The internet has become a raucous place for videophiles. Everywhere you click there’s a web page with some video in it. The most conspicuous video format online is Flash, which usually works as a browser plugin for Macs and PCs.
Sometimes you visit a web site that has a video format that won’t play on your Mac. More often than not, those sites are using the popular Windows Media Video file format. Microsoft stopped making a media player for the Mac years ago. What can you do?
There’s nothing really wrong with your Mac. With the Flash plugin, Safari and most other browsers will play Flash videos just fine. Then, after awhile, your Mac’s memory dwindles and the plugin crashes.
That may not happen to you too often but it happens to me. OK, ending my anti-Adobe rant now.
What about those occasional Windows Media Video files? QuickTime, neither the new QuickTime X that came with Leopard, nor the retro installation of QT 7.5 will play Windows proprietary video format without help.
You may be asking, “What kind of help?” And, “How much is that help going to cost?” Fear not. It’s Friday. The most magical day of the week.
No Media Magic
Don’t ask me why we have so many different video file formats and why they’re all not compatible with every browser, Mac or PC. Personally, it’s a silly way to run an internet, but, since I didn’t start the fire, I guess I don’t have to put it out.
The most popular media players on the web are, and probably in the correct order, Flash, WMV, QuickTime. These players play many different kinds of video files. Why? Because there are so many to play.
QuickTime is Apple’s player and it runs on both Windows and Mac. Windows Media Player loves the WMV (video) and WMA (audio) format, and plays a few others besides. But not too many. Microsoft doesn’t want to get all tochie feelie with web standards.
The solution for Mac users is free. It’s Telestream’s Flip4Mac, a plugin that works with Apple’s QuickTime on Macs to ensure smooth playback of Windows Media Video.
Alright, it doesn’t ensure smooth playback, but it’s better than owning a PC. What does Flip4Mac do? It sits there as a component in QuickTime and works, more or less, like the Flash plugin. Except, in this case, Flip4Mac plays WMV videos.
It works in most of the recent versions of QuickTime, but also works in Apple’s non-linear video editing suite, Final Cut Pro, and for those of us who prefer applications that don’t really cost any money, iMovie.
Oh, but not any recent iMovie, like ‘08 and ‘09. Only very old iMovies. So, you do get what you pay for in life.
Assuming that you’re not satisfied by just watching Windows Media Video on your Mac, Telestream offers a way to part you from your hard earned money ($29). In exchange, WMV Player Pro lets you import WMV files and convert to the various QuickTime formats, which means you can put them on your iPod.

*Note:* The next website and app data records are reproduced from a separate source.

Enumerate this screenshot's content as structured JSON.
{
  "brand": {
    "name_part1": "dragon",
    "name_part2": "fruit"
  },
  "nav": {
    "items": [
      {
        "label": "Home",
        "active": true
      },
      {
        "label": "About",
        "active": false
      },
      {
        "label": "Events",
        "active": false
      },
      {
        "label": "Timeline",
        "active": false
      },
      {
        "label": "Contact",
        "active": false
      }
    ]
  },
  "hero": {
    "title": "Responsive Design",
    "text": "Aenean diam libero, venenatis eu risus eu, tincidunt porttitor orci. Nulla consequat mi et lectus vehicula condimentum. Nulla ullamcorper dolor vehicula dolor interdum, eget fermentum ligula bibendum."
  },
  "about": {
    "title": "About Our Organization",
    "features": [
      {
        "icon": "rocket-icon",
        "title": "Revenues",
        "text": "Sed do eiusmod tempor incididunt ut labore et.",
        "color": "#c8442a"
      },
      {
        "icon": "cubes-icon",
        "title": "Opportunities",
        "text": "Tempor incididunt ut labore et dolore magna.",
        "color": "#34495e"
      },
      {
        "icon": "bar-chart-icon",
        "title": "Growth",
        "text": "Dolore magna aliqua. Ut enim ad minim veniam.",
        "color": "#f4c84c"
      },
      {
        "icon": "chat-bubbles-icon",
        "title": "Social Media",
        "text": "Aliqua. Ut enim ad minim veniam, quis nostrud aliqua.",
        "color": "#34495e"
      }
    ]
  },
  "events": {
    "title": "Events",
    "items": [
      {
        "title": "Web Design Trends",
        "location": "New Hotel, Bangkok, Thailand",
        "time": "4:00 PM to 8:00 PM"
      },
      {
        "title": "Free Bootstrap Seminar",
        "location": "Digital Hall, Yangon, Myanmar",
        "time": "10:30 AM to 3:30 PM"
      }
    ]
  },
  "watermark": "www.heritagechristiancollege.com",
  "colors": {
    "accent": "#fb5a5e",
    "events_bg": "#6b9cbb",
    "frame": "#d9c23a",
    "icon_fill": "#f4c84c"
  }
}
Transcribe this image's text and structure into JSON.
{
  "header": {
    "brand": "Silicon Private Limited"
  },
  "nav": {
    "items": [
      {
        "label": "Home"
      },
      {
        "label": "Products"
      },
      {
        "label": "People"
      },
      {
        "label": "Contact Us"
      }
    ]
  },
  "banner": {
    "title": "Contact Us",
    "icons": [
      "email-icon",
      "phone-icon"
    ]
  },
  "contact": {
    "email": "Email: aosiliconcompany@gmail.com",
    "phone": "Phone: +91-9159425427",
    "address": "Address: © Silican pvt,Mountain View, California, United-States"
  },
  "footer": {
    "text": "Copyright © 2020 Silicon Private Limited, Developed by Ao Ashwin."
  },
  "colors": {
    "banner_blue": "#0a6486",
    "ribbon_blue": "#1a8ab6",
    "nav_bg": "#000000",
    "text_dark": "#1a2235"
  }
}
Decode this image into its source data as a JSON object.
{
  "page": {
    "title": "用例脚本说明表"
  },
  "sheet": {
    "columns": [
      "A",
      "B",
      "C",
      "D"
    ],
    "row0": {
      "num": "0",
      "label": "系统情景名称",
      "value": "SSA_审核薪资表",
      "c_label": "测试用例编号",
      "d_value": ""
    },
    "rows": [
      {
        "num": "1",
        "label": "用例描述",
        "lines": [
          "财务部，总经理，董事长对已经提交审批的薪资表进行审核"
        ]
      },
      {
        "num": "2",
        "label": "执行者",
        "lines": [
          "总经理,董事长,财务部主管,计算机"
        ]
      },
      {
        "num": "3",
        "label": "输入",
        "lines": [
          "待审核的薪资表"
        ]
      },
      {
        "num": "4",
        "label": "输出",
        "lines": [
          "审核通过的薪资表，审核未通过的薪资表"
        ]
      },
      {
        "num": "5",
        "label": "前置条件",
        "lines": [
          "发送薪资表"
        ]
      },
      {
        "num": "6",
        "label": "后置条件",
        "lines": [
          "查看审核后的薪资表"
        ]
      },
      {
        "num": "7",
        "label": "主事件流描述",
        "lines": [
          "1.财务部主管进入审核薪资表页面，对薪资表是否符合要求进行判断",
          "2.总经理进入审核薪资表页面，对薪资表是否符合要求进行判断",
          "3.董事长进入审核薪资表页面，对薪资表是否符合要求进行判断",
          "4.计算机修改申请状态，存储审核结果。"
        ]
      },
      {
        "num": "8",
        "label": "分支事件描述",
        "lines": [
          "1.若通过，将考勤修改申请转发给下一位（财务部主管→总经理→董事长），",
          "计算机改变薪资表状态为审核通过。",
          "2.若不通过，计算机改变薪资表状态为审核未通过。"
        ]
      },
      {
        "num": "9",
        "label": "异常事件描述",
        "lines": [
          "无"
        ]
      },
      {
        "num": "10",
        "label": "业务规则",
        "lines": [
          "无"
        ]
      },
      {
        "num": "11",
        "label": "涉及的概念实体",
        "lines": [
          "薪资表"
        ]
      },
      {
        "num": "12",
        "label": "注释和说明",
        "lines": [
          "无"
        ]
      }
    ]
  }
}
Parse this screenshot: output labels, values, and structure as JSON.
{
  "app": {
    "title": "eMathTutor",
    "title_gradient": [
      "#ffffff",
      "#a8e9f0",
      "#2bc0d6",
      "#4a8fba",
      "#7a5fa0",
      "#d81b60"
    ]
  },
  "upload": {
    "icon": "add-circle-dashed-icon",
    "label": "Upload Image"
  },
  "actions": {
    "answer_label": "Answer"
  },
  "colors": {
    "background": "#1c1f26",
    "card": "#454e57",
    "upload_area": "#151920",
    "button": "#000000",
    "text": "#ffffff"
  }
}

Or, you can cough up $99 and get WMV Studio Pro and receive import and export privileges with a bunch of cool settings, but only Standard Definition, 1-pass encoding, which is geek talk for better than average quality, but not great.
Great costs even more money. So, there’s WMV Studio Pro HD which is billed as the ultimate toolset, and for $179 it better narrate the video and make you a sandwich. In addition, you get High Definition import capability and 2-pass encoding, which everyone knows is twice as nice as 1-pass encoding.
Me? I go for free on Friday, and Flip4Mac is free. It downloads and installs easily and let’s your Mac browse those nasty mean raucous web sites with Windows Media Video.